• [Task directions]
Return every entry exactly. Leave nothing out.

· · · ·

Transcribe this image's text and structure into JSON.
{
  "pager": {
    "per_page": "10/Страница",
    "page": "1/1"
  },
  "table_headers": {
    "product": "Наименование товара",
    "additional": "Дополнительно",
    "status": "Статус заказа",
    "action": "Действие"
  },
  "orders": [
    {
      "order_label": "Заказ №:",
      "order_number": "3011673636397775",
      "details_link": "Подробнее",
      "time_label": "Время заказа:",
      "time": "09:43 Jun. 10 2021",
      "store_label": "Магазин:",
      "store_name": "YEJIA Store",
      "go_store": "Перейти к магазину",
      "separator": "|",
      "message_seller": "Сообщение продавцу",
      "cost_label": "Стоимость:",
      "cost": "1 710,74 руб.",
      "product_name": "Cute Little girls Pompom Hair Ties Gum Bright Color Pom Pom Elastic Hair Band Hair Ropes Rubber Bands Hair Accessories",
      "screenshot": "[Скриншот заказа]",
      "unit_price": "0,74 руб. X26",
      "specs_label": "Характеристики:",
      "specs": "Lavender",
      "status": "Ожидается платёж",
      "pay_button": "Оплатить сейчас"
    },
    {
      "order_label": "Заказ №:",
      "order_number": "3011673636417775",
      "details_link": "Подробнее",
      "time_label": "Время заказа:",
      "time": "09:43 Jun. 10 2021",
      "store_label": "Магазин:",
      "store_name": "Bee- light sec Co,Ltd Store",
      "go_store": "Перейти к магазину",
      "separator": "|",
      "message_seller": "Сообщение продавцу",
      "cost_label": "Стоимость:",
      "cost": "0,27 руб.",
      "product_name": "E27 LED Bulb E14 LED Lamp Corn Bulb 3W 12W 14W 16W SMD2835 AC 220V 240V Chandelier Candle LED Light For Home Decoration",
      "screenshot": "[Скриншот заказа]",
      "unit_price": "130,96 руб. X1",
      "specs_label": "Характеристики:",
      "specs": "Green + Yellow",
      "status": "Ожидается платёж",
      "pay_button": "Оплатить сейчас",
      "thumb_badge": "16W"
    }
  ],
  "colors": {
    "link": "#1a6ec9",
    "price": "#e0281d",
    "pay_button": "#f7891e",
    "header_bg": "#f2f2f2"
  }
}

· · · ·

• [Solution for this task]
Transcribe this image's text and structure into JSON.
{
  "pager": {
    "per_page": "10/Страница",
    "page": "1/1"
  },
  "table_headers": {
    "product": "Наименование товара",
    "additional": "Дополнительно",
    "status": "Статус заказа",
    "action": "Действие"
  },
  "orders": [
    {
      "order_label": "Заказ №:",
      "order_number": "3011673636397775",
      "details_link": "Подробнее",
      "time_label": "Время заказа:",
      "time": "09:43 Jun. 10 2021",
      "store_label": "Магазин:",
      "store_name": "YEJIA Store",
      "go_store": "Перейти к магазину",
      "separator": "|",
      "message_seller": "Сообщение продавцу",
      "cost_label": "Стоимость:",
      "cost": "1 710,74 руб.",
      "product_name": "Cute Little girls Pompom Hair Ties Gum Bright Color Pom Pom Elastic Hair Band Hair Ropes Rubber Bands Hair Accessories",
      "screenshot": "[Скриншот заказа]",
      "unit_price": "0,74 руб. X26",
      "specs_label": "Характеристики:",
      "specs": "Lavender",
      "status": "Ожидается платёж",
      "pay_button": "Оплатить сейчас"
    },
    {
      "order_label": "Заказ №:",
      "order_number": "3011673636417775",
      "details_link": "Подробнее",
      "time_label": "Время заказа:",
      "time": "09:43 Jun. 10 2021",
      "store_label": "Магазин:",
      "store_name": "Bee- light sec Co,Ltd Store",
      "go_store": "Перейти к магазину",
      "separator": "|",
      "message_seller": "Сообщение продавцу",
      "cost_label": "Стоимость:",
      "cost": "0,27 руб.",
      "product_name": "E27 LED Bulb E14 LED Lamp Corn Bulb 3W 12W 14W 16W SMD2835 AC 220V 240V Chandelier Candle LED Light For Home Decoration",
      "screenshot": "[Скриншот заказа]",
      "unit_price": "130,96 руб. X1",
      "specs_label": "Характеристики:",
      "specs": "Green + Yellow",
      "status": "Ожидается платёж",
      "pay_button": "Оплатить сейчас",
      "thumb_badge": "16W"
    }
  ],
  "colors": {
    "link": "#1a6ec9",
    "price": "#e0281d",
    "pay_button": "#f7891e",
    "header_bg": "#f2f2f2"
  }
}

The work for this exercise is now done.